#### Your objective:
Scan the material for the word "JSON" and return every matching line.

#### Provided material:
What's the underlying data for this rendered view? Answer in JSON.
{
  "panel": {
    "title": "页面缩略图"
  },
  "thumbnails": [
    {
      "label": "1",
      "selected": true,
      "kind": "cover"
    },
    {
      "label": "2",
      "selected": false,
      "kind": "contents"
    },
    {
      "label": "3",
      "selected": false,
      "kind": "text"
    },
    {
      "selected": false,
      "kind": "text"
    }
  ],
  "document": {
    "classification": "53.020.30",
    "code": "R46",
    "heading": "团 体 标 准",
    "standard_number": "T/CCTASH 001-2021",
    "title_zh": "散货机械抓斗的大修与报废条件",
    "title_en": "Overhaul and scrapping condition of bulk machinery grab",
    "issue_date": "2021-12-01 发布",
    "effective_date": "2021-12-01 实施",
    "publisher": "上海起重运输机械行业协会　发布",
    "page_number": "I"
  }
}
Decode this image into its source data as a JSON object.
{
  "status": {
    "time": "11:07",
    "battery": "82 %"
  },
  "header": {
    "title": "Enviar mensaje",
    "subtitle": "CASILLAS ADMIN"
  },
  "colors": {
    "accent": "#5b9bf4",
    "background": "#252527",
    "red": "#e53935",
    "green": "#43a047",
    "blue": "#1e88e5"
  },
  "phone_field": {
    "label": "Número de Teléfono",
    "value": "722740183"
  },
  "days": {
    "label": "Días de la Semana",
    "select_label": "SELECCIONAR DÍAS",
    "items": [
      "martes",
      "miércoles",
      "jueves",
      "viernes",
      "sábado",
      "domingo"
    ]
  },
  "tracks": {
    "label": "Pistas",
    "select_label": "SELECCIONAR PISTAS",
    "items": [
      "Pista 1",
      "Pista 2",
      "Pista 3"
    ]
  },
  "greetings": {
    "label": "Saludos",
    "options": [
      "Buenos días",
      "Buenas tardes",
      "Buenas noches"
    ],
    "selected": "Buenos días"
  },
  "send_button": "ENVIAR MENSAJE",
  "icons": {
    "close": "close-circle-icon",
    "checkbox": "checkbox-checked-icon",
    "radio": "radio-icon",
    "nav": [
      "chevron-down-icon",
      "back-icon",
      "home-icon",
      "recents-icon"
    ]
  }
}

#### Answer to this exercise:
What's the underlying data for this rendered view? Answer in JSON.
Decode this image into its source data as a JSON object.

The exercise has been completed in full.